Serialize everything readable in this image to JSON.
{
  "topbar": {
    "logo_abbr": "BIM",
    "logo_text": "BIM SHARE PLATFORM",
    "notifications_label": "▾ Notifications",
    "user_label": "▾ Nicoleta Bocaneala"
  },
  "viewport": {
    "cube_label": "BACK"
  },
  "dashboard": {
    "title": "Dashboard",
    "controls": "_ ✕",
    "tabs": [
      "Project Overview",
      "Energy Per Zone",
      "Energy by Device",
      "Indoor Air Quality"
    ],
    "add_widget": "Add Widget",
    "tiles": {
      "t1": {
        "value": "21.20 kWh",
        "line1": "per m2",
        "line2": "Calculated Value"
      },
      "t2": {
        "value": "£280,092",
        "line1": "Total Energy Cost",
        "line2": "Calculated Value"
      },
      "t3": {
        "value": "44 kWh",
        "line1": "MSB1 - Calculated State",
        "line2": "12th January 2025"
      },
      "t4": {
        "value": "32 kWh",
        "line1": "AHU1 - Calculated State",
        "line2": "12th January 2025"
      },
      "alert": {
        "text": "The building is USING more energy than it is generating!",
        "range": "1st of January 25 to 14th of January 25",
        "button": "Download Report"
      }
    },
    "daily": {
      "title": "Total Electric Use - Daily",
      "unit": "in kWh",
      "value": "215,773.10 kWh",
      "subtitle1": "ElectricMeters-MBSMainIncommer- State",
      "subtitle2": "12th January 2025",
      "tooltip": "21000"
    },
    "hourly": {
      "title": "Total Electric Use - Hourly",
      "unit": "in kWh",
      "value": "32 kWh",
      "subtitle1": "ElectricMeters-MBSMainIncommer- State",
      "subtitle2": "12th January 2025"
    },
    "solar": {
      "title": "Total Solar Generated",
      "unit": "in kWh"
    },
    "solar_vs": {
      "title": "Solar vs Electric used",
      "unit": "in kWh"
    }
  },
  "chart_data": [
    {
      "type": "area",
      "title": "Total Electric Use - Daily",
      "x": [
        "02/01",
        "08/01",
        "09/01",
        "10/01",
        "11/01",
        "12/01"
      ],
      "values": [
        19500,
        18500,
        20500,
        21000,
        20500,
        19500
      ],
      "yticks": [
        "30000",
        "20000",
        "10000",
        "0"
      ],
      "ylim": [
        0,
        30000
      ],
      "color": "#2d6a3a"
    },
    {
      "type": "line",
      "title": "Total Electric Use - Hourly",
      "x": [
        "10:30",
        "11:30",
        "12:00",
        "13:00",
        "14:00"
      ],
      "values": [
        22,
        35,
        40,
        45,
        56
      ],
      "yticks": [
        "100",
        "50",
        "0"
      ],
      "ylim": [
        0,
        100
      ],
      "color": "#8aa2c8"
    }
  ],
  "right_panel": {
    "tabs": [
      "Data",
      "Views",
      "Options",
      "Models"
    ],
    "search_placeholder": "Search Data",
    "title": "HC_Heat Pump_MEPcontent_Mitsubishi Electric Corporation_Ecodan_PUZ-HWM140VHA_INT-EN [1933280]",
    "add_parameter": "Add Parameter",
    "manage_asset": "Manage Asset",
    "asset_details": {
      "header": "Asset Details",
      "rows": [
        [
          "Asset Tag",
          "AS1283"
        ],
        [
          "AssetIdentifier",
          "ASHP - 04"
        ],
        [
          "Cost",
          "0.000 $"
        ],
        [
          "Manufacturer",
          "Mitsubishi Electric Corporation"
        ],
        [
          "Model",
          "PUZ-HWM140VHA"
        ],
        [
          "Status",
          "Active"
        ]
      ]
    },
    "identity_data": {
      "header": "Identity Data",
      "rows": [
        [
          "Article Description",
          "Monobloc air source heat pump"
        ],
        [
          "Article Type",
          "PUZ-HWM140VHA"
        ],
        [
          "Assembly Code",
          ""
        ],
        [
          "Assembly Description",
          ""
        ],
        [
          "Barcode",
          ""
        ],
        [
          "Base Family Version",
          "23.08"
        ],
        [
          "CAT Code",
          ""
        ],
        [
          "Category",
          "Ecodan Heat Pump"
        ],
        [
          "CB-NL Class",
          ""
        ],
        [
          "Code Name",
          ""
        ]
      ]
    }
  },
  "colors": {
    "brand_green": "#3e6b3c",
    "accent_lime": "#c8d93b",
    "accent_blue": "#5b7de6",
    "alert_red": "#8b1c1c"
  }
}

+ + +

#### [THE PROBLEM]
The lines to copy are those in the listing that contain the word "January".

#### [FINAL ANSWER]
        "line2": "12th January 2025"
        "line2": "12th January 2025"
        "range": "1st of January 25 to 14th of January 25",
      "subtitle2": "12th January 2025",
      "subtitle2": "12th January 2025"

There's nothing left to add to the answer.